> Problem to work on
What you return should be each line of the data containing the string "Independent".

Extracted records
*** Block opens ***

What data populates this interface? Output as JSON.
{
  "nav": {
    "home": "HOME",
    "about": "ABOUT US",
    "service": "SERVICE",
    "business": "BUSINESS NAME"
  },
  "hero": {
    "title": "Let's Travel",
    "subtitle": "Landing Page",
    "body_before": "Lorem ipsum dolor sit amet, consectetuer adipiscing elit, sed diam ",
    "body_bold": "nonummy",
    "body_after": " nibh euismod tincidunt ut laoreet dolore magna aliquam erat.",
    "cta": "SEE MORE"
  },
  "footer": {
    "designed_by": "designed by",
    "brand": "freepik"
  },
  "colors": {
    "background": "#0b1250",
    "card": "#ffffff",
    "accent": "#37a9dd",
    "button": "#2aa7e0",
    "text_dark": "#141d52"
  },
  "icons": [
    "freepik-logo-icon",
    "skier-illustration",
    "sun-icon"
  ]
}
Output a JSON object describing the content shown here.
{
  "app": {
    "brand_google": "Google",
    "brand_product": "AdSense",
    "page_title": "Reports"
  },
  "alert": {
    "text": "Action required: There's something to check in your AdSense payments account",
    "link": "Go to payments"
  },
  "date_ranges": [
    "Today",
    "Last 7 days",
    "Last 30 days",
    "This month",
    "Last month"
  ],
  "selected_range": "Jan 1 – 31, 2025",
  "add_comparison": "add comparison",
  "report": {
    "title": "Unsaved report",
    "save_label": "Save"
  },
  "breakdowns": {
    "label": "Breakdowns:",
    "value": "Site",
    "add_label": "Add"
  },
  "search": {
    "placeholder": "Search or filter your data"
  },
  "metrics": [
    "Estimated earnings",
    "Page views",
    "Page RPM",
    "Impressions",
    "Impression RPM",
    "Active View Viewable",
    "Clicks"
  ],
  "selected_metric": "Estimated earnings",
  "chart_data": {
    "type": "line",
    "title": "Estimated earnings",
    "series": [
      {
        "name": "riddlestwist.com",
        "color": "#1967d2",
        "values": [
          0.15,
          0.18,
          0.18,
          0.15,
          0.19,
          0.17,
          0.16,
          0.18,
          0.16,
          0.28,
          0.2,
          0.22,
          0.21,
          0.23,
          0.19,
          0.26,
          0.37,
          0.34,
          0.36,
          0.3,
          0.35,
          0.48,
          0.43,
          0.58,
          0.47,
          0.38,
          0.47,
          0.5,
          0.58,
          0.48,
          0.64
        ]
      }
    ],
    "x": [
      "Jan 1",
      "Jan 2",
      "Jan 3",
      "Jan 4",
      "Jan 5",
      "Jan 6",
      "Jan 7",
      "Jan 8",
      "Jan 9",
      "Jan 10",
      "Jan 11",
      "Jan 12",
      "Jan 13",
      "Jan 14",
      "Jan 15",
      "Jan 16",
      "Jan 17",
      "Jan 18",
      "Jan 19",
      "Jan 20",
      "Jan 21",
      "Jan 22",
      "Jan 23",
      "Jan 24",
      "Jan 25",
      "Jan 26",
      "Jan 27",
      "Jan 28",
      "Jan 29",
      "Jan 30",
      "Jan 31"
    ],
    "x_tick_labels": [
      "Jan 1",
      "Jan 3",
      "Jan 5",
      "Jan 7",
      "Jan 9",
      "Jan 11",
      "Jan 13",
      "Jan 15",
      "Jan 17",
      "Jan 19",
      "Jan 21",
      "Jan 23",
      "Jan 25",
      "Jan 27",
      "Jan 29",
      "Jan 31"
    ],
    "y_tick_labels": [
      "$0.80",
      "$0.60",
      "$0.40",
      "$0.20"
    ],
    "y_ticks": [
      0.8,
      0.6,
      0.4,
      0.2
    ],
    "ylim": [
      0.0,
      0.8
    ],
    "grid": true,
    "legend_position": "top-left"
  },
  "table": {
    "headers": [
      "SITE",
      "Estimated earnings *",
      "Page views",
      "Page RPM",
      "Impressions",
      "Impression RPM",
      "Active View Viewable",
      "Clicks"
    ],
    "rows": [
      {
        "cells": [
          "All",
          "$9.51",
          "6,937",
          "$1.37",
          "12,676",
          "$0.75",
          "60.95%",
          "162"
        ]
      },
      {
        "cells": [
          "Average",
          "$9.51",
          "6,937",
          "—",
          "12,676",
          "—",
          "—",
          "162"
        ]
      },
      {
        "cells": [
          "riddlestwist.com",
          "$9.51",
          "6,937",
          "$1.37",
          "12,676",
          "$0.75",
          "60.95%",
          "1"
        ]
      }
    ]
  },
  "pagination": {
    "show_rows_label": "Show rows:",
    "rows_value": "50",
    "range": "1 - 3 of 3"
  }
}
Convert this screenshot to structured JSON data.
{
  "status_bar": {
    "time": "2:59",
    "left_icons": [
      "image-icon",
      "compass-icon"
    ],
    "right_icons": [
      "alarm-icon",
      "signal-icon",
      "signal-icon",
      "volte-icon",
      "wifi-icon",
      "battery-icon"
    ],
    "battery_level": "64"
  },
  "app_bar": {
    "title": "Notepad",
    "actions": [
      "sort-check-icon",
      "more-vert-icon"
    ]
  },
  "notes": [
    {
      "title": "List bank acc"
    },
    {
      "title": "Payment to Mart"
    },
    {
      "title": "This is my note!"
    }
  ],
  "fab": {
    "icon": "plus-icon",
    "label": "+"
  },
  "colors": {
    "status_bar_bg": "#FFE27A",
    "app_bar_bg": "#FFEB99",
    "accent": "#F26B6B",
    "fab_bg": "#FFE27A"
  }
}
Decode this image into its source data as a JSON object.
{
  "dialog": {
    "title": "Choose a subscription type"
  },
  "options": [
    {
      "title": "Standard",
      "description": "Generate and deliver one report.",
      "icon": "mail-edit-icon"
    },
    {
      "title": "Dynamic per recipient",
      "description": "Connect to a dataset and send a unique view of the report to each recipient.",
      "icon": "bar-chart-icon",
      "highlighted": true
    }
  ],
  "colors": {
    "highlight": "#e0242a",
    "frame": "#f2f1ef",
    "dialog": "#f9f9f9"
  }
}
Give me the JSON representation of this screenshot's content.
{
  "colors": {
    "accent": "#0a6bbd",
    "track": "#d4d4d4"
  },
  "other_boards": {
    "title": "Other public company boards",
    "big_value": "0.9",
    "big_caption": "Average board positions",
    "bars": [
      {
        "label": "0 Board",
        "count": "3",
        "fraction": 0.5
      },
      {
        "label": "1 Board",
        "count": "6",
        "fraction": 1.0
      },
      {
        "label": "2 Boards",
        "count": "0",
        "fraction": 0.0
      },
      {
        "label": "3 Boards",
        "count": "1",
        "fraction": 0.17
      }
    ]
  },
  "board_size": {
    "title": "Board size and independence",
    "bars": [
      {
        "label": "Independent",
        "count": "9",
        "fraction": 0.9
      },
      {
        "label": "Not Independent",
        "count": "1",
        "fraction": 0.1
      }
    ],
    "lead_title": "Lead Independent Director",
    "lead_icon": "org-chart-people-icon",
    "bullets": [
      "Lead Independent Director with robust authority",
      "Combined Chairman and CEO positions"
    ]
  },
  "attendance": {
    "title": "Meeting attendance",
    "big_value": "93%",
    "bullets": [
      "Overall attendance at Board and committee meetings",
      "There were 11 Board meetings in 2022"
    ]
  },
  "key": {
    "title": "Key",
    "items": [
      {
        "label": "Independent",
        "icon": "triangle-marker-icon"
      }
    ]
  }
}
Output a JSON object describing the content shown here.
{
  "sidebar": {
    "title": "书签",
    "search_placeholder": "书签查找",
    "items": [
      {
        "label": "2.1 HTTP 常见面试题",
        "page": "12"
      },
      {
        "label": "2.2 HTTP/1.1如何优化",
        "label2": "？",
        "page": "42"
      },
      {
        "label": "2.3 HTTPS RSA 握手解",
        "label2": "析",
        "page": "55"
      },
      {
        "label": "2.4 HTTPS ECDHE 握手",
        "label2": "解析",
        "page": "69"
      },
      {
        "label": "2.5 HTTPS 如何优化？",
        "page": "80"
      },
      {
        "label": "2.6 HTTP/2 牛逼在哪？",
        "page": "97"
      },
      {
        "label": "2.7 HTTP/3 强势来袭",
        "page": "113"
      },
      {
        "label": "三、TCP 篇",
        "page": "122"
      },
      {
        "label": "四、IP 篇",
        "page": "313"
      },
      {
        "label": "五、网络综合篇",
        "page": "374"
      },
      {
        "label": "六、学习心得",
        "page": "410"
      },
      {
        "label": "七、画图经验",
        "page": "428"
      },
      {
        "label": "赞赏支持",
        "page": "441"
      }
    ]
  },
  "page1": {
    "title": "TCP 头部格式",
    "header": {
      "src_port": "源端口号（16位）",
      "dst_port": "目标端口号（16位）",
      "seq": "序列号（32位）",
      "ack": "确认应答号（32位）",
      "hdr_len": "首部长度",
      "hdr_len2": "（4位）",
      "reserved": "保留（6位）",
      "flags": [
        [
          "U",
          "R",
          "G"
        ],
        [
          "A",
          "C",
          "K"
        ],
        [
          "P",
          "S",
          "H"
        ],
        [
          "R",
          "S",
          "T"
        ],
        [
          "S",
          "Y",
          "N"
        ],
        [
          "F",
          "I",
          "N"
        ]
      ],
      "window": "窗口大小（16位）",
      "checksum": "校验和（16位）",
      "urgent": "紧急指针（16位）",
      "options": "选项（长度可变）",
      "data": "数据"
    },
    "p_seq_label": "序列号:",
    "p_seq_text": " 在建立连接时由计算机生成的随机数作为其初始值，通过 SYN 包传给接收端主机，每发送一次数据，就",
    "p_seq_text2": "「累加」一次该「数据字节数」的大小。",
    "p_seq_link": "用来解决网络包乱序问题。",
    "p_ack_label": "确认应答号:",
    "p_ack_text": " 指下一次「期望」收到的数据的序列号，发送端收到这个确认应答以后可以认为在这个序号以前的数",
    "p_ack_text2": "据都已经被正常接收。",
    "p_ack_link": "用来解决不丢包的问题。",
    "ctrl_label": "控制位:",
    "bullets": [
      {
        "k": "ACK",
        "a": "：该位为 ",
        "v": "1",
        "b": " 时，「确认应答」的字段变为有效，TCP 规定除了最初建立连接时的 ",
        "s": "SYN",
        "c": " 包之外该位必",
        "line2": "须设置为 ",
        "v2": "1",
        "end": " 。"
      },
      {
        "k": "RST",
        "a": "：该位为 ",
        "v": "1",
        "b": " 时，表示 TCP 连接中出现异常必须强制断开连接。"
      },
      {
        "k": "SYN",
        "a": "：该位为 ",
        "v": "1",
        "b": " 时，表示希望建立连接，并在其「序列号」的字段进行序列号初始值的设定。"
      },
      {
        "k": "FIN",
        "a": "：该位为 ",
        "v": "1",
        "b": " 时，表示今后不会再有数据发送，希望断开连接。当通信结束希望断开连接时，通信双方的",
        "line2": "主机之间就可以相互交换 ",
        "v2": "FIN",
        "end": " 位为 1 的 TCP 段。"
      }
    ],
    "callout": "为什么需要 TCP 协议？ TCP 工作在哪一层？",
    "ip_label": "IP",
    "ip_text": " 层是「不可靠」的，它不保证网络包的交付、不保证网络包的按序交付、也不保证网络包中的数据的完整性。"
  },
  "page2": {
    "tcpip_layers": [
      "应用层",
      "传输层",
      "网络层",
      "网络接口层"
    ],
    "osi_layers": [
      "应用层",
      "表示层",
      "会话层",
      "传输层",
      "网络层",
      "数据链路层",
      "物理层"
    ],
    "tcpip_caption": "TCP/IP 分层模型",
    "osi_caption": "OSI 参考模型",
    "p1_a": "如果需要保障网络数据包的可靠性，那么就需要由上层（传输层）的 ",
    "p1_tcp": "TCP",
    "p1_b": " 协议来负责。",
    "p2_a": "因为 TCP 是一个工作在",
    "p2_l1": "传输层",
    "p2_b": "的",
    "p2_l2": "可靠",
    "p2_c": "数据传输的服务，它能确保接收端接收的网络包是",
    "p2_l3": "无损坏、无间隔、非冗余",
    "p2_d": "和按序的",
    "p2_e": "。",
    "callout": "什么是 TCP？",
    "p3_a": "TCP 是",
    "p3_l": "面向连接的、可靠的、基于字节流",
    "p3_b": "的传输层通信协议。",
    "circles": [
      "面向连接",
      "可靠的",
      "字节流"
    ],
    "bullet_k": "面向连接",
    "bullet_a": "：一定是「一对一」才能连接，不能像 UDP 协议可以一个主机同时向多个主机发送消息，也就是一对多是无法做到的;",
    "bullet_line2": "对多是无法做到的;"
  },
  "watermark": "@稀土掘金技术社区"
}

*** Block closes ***

> Response to this task
        "label": "Independent",
        "label": "Not Independent",
    "lead_title": "Lead Independent Director",
      "Lead Independent Director with robust authority",
        "label": "Independent",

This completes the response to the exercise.